became a nurse because she wanted to care for people in their most difficult trials. She worked graveyard shift at Kennewick General Hospital with Jeannie Sutten’s mom, and Russ Smith’s mom. When she got the job, it was the first time our family had any money and she bought us our first color T.V.
Since she had been a cheerleader, when she came to our games we could always hear her above the crowd saying, “come on Timothy!” When my brother was playing quarterback for Eastern Washington University vs. Boise State in Boise, someone behind us began to criticize my brother’s playing. He had thrown 3 interceptions, but he always carried the team on his back and eventually threw 3 touchdown passes to win the game. The man behind us said something about my youngest brother and my mom said, “do you know who I am?” The man said “no”, she said “I am that boys’ mother.” The man said he was sorry then my dad whispered to my mom “do you know who that man is?” She said “no.” He said, “that is the President of Eastern Washington University.”
My mom took care of the dying in the Tri-Cities in their homes before there was a hospice. She cared for her mother-in-law and father-in-law when they were dying.
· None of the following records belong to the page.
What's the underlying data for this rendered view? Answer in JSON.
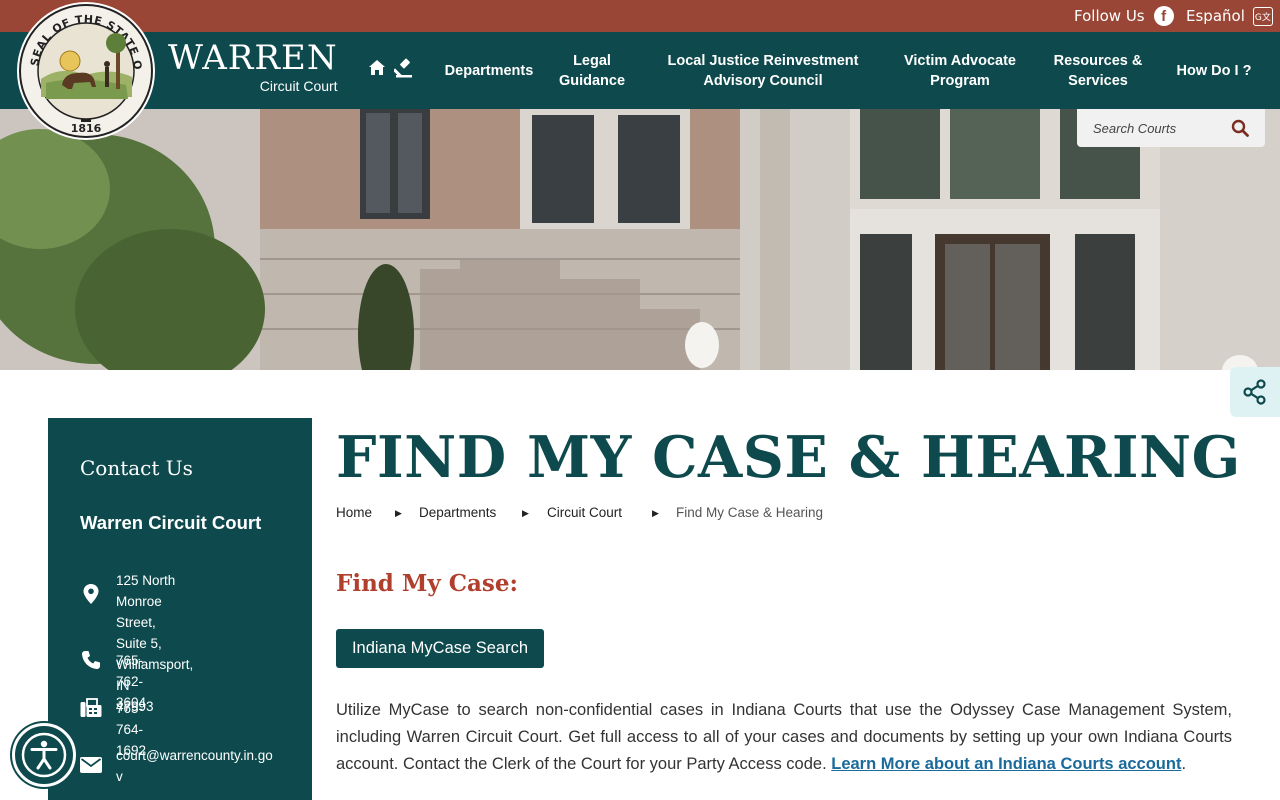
{
  "topbar": {
    "follow_label": "Follow Us",
    "language_label": "Español",
    "facebook_glyph": "f",
    "translate_glyph": "G文"
  },
  "brand": {
    "name": "WARREN",
    "subtitle": "Circuit Court",
    "seal_top_text": "SEAL OF THE STATE OF INDIANA",
    "seal_year": "1816"
  },
  "nav": {
    "items": [
      {
        "label": "Departments"
      },
      {
        "label": "Legal Guidance"
      },
      {
        "label": "Local Justice Reinvestment Advisory Council"
      },
      {
        "label": "Victim Advocate Program"
      },
      {
        "label": "Resources & Services"
      },
      {
        "label": "How Do I ?"
      }
    ],
    "icons": [
      "home-icon",
      "gavel-icon"
    ]
  },
  "search": {
    "placeholder": "Search Courts"
  },
  "sidebar": {
    "title": "Contact Us",
    "court_name": "Warren Circuit Court",
    "address": [
      "125 North Monroe Street,",
      "Suite 5, Williamsport, IN",
      "47993"
    ],
    "phone": "765-762-3604",
    "fax": "765-764-1692",
    "email": [
      "court@warrencounty.in.go",
      "v"
    ]
  },
  "main": {
    "title": "FIND MY CASE & HEARING",
    "breadcrumbs": [
      "Home",
      "Departments",
      "Circuit Court",
      "Find My Case & Hearing"
    ],
    "section_heading": "Find My Case:",
    "cta_label": "Indiana MyCase Search",
    "paragraph_text": "Utilize MyCase to search non-confidential cases in Indiana Courts that use the Odyssey Case Management System, including Warren Circuit Court. Get full access to all of your cases and documents by setting up your own Indiana Courts account.  Contact the Clerk of the Court for your Party Access code.",
    "paragraph_link": "Learn More about an Indiana Courts account",
    "paragraph_end": "."
  },
  "colors": {
    "topbar": "#9a4636",
    "primary": "#0e4a4d",
    "heading_accent": "#b0402d",
    "link": "#1a6a9c"
  }
}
It got so hard with my grandpa White that I told her “Mom, grandpa doesn’t remember who he is, I think we can put him in a care facility - you can’t burn the
candle at both ends like this.” She said “Well, I know who he is, and he is not just my father-in-law, this man was my pastor when I was a little girl. “
My mom helped us all on our homework, loved her grandchildren at a level that was way beyond the norm. She has always loved my dad and been his closest friend. In my life she always knows how to encourage me. She tells me “you are a Saunders and a Cundiff too, so keep a strong upper lip.” I am not sure what that means but my lip has always been pretty strong.
When I place a carnation on the altar this Sunday, my prayer will be thanking my God for blessing me beyond what I deserve with an amazing mom - there will be a little tear in my eye as usual. Then, when I get home, I will call my mom to see if she got my Mother’s Day present and we will talk and laugh and I will be praying that I am doing a good job of honoring the mother I love. Won’t you do the same thing this Sunday? It’s not just another Sunday.